=== Section Start ===
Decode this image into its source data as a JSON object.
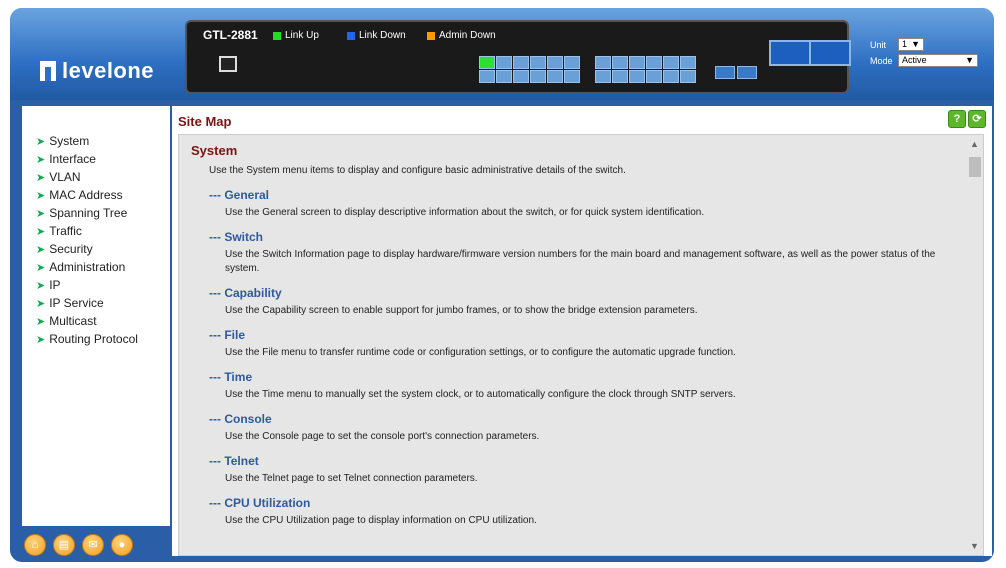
{
  "brand": {
    "name": "levelone"
  },
  "device": {
    "model": "GTL-2881",
    "legend": [
      {
        "label": "Link Up",
        "color": "#22dd22"
      },
      {
        "label": "Link Down",
        "color": "#2266ee"
      },
      {
        "label": "Admin Down",
        "color": "#ff9900"
      }
    ]
  },
  "unit": {
    "label": "Unit",
    "value": "1"
  },
  "mode": {
    "label": "Mode",
    "value": "Active"
  },
  "sidebar": {
    "items": [
      {
        "label": "System"
      },
      {
        "label": "Interface"
      },
      {
        "label": "VLAN"
      },
      {
        "label": "MAC Address"
      },
      {
        "label": "Spanning Tree"
      },
      {
        "label": "Traffic"
      },
      {
        "label": "Security"
      },
      {
        "label": "Administration"
      },
      {
        "label": "IP"
      },
      {
        "label": "IP Service"
      },
      {
        "label": "Multicast"
      },
      {
        "label": "Routing Protocol"
      }
    ]
  },
  "toolbar": {
    "help": "?",
    "refresh": "⟳"
  },
  "main": {
    "title": "Site Map",
    "section": {
      "title": "System",
      "desc": "Use the System menu items to display and configure basic administrative details of the switch.",
      "items": [
        {
          "title": "--- General",
          "desc": "Use the General screen to display descriptive information about the switch, or for quick system identification."
        },
        {
          "title": "--- Switch",
          "desc": "Use the Switch Information page to display hardware/firmware version numbers for the main board and management software, as well as the power status of the system."
        },
        {
          "title": "--- Capability",
          "desc": "Use the Capability screen to enable support for jumbo frames, or to show the bridge extension parameters."
        },
        {
          "title": "--- File",
          "desc": "Use the File menu to transfer runtime code or configuration settings, or to configure the automatic upgrade function."
        },
        {
          "title": "--- Time",
          "desc": "Use the Time menu to manually set the system clock, or to automatically configure the clock through SNTP servers."
        },
        {
          "title": "--- Console",
          "desc": "Use the Console page to set the console port's connection parameters."
        },
        {
          "title": "--- Telnet",
          "desc": "Use the Telnet page to set Telnet connection parameters."
        },
        {
          "title": "--- CPU Utilization",
          "desc": "Use the CPU Utilization page to display information on CPU utilization."
        }
      ]
    }
  }
}
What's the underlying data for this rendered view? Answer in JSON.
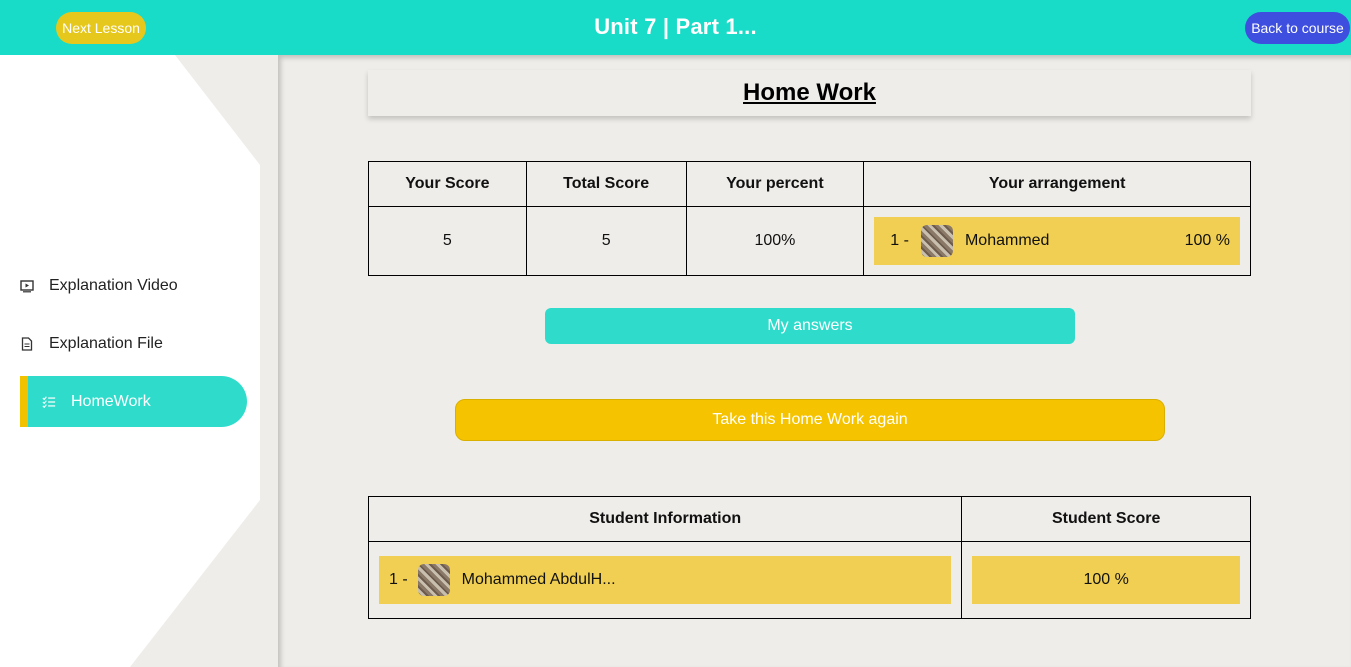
{
  "topbar": {
    "next_label": "Next Lesson",
    "title": "Unit 7 | Part 1...",
    "back_label": "Back to course",
    "color": "#18dcc7"
  },
  "sidebar": {
    "items": [
      {
        "label": "Explanation Video",
        "icon": "video-icon"
      },
      {
        "label": "Explanation File",
        "icon": "file-icon"
      },
      {
        "label": "HomeWork",
        "icon": "checklist-icon",
        "active": true
      }
    ]
  },
  "main": {
    "heading": "Home Work",
    "score_table": {
      "headers": [
        "Your Score",
        "Total Score",
        "Your percent",
        "Your arrangement"
      ],
      "row": {
        "score": "5",
        "total": "5",
        "percent": "100%",
        "rank": "1 -",
        "name": "Mohammed",
        "rank_percent": "100 %"
      }
    },
    "answers_label": "My answers",
    "retake_label": "Take this Home Work again",
    "student_table": {
      "headers": [
        "Student Information",
        "Student Score"
      ],
      "rows": [
        {
          "rank": "1 -",
          "name": "Mohammed AbdulH...",
          "score": "100 %"
        }
      ]
    }
  }
}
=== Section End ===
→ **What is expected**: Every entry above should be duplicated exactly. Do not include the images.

→ **Expected answer**:
Decode this image into its source data as a JSON object.
{
  "brand": {
    "name": "levelone"
  },
  "device": {
    "model": "GTL-2881",
    "legend": [
      {
        "label": "Link Up",
        "color": "#22dd22"
      },
      {
        "label": "Link Down",
        "color": "#2266ee"
      },
      {
        "label": "Admin Down",
        "color": "#ff9900"
      }
    ]
  },
  "unit": {
    "label": "Unit",
    "value": "1"
  },
  "mode": {
    "label": "Mode",
    "value": "Active"
  },
  "sidebar": {
    "items": [
      {
        "label": "System"
      },
      {
        "label": "Interface"
      },
      {
        "label": "VLAN"
      },
      {
        "label": "MAC Address"
      },
      {
        "label": "Spanning Tree"
      },
      {
        "label": "Traffic"
      },
      {
        "label": "Security"
      },
      {
        "label": "Administration"
      },
      {
        "label": "IP"
      },
      {
        "label": "IP Service"
      },
      {
        "label": "Multicast"
      },
      {
        "label": "Routing Protocol"
      }
    ]
  },
  "toolbar": {
    "help": "?",
    "refresh": "⟳"
  },
  "main": {
    "title": "Site Map",
    "section": {
      "title": "System",
      "desc": "Use the System menu items to display and configure basic administrative details of the switch.",
      "items": [
        {
          "title": "--- General",
          "desc": "Use the General screen to display descriptive information about the switch, or for quick system identification."
        },
        {
          "title": "--- Switch",
          "desc": "Use the Switch Information page to display hardware/firmware version numbers for the main board and management software, as well as the power status of the system."
        },
        {
          "title": "--- Capability",
          "desc": "Use the Capability screen to enable support for jumbo frames, or to show the bridge extension parameters."
        },
        {
          "title": "--- File",
          "desc": "Use the File menu to transfer runtime code or configuration settings, or to configure the automatic upgrade function."
        },
        {
          "title": "--- Time",
          "desc": "Use the Time menu to manually set the system clock, or to automatically configure the clock through SNTP servers."
        },
        {
          "title": "--- Console",
          "desc": "Use the Console page to set the console port's connection parameters."
        },
        {
          "title": "--- Telnet",
          "desc": "Use the Telnet page to set Telnet connection parameters."
        },
        {
          "title": "--- CPU Utilization",
          "desc": "Use the CPU Utilization page to display information on CPU utilization."
        }
      ]
    }
  }
}
What's the underlying data for this rendered view? Answer in JSON.
{
  "topbar": {
    "next_label": "Next Lesson",
    "title": "Unit 7 | Part 1...",
    "back_label": "Back to course",
    "color": "#18dcc7"
  },
  "sidebar": {
    "items": [
      {
        "label": "Explanation Video",
        "icon": "video-icon"
      },
      {
        "label": "Explanation File",
        "icon": "file-icon"
      },
      {
        "label": "HomeWork",
        "icon": "checklist-icon",
        "active": true
      }
    ]
  },
  "main": {
    "heading": "Home Work",
    "score_table": {
      "headers": [
        "Your Score",
        "Total Score",
        "Your percent",
        "Your arrangement"
      ],
      "row": {
        "score": "5",
        "total": "5",
        "percent": "100%",
        "rank": "1 -",
        "name": "Mohammed",
        "rank_percent": "100 %"
      }
    },
    "answers_label": "My answers",
    "retake_label": "Take this Home Work again",
    "student_table": {
      "headers": [
        "Student Information",
        "Student Score"
      ],
      "rows": [
        {
          "rank": "1 -",
          "name": "Mohammed AbdulH...",
          "score": "100 %"
        }
      ]
    }
  }
}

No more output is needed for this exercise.